2. Managing Anxiety.
The means by which controlled breathing triggers the parasympathetic nervous system is linked to stimulation of the vagus nerve—a nerve running from the base of the brain to the abdomen, responsible for mediating nervous system responses and lowering heart rate, among other things.
The vagus nerve releases a neurotransmitter called acetylcholine that catalyzes increased focus and calmness. A direct benefit of more acetylcholine is a decrease in feelings of anxiety. Stimulating the vagus nerve may also play a role in treating depression, even in people who are resistant to anti-depressant medications.
3. Lowering Blood Pressure and Heart Rate.
Research suggests that when practiced consistently, controlled breathing will result in lower blood pressure and heart rate, which in turn results in less wear and tear on blood vessels. As described above, the vagus nerve plays a key role in this response.
Over time, using controlled breathing to lower blood pressure and heart rate can help prevent stroke and lower risk of cerebral aneurysm.
4. Sparking Brain Growth.
One of the more intriguing research developments involving controlled breathing is that when it’s used to facilitate meditation, the result can be an actual increase in brain size. Specifically, the brain experiences growth in areas associated with attention and processing of sensory input.
The effect seems to be more noticeable in older people, which is especially good news because it’s the reverse of what typically happens as we age—gray matter usually becomes thinner. The result is consistent with other research showing an increase in thickness of music areas of the brain in musicians and visual-motor areas in the brains of jugglers. As in those cases, the key is consistent practice over time.
5. Changing Gene Expression.
Another unexpected research finding is that controlled breathing can alter the expression of genes involved in immune function, energy metabolism and insulin secretion.
And this isn’t the first study linking controlled breathing to changes in genetic expression. A 2008 study indicated that long-term practice of the relaxation response results in changes to the expression of genes associated with how the body reacts to stress.
Breathing exercises also help to counter the accumulation of minor physical tension associated with stress. Therapists recommend doing them regularly during the day, during breaks or at moments of transition between two activities: you simply stop to adjust your posture and allow yourself a few minutes of quiet breathing. Therapists often suggest the “365 method”: at least three times a day, breathe at a rhythm of six cycles per minute (five seconds inhaling, five seconds exhaling) for five minutes.
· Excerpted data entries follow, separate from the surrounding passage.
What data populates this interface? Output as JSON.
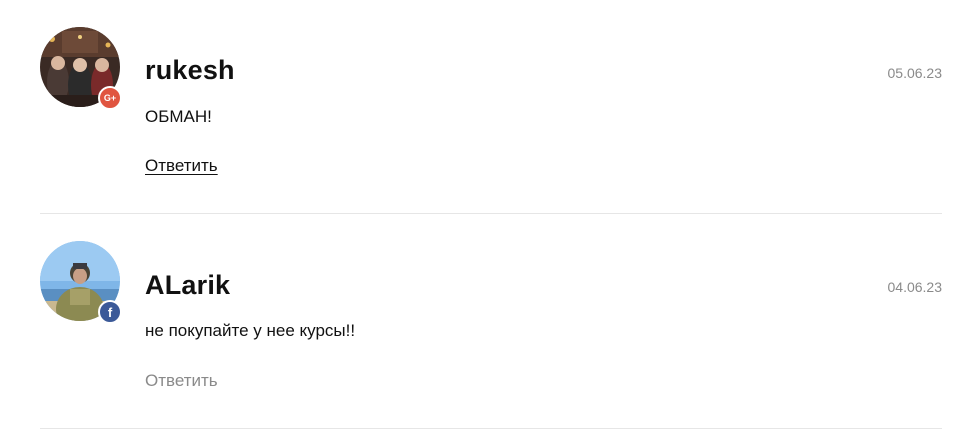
{
  "comments": [
    {
      "author": "rukesh",
      "date": "05.06.23",
      "text": "ОБМАН!",
      "reply_label": "Ответить",
      "social": {
        "icon": "google-plus-icon",
        "glyph": "G+",
        "color": "#e05540"
      }
    },
    {
      "author": "ALarik",
      "date": "04.06.23",
      "text": "не покупайте у нее курсы!!",
      "reply_label": "Ответить",
      "social": {
        "icon": "facebook-icon",
        "glyph": "f",
        "color": "#3b5998"
      }
    }
  ]
}
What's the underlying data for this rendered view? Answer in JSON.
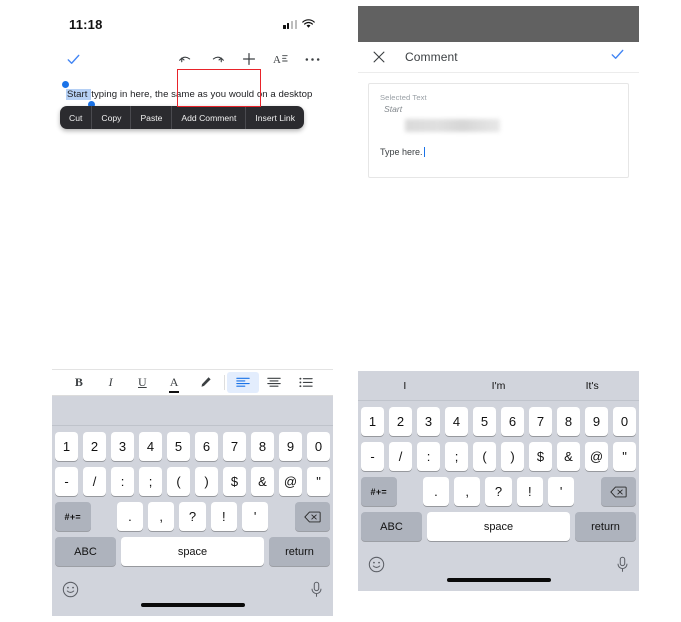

And do it every day, 365 days a year. Some studies even suggest that, in addition to providing immediate relief, regular breathing exercises can make people less vulnerable to stress, by permanently modifying brain circuits.
Good breathing habits help the lymphatic system function properly, which encourages the release of harmful toxins. This cleanses the body and allows it to direct its energy to more productive functions.
In short, breathing is one of the most critical components to a healthy life. In the next part of this series; we will establish a deep breathing practice for your health.
In the meantime, let me know, do you already have a breathwork practice?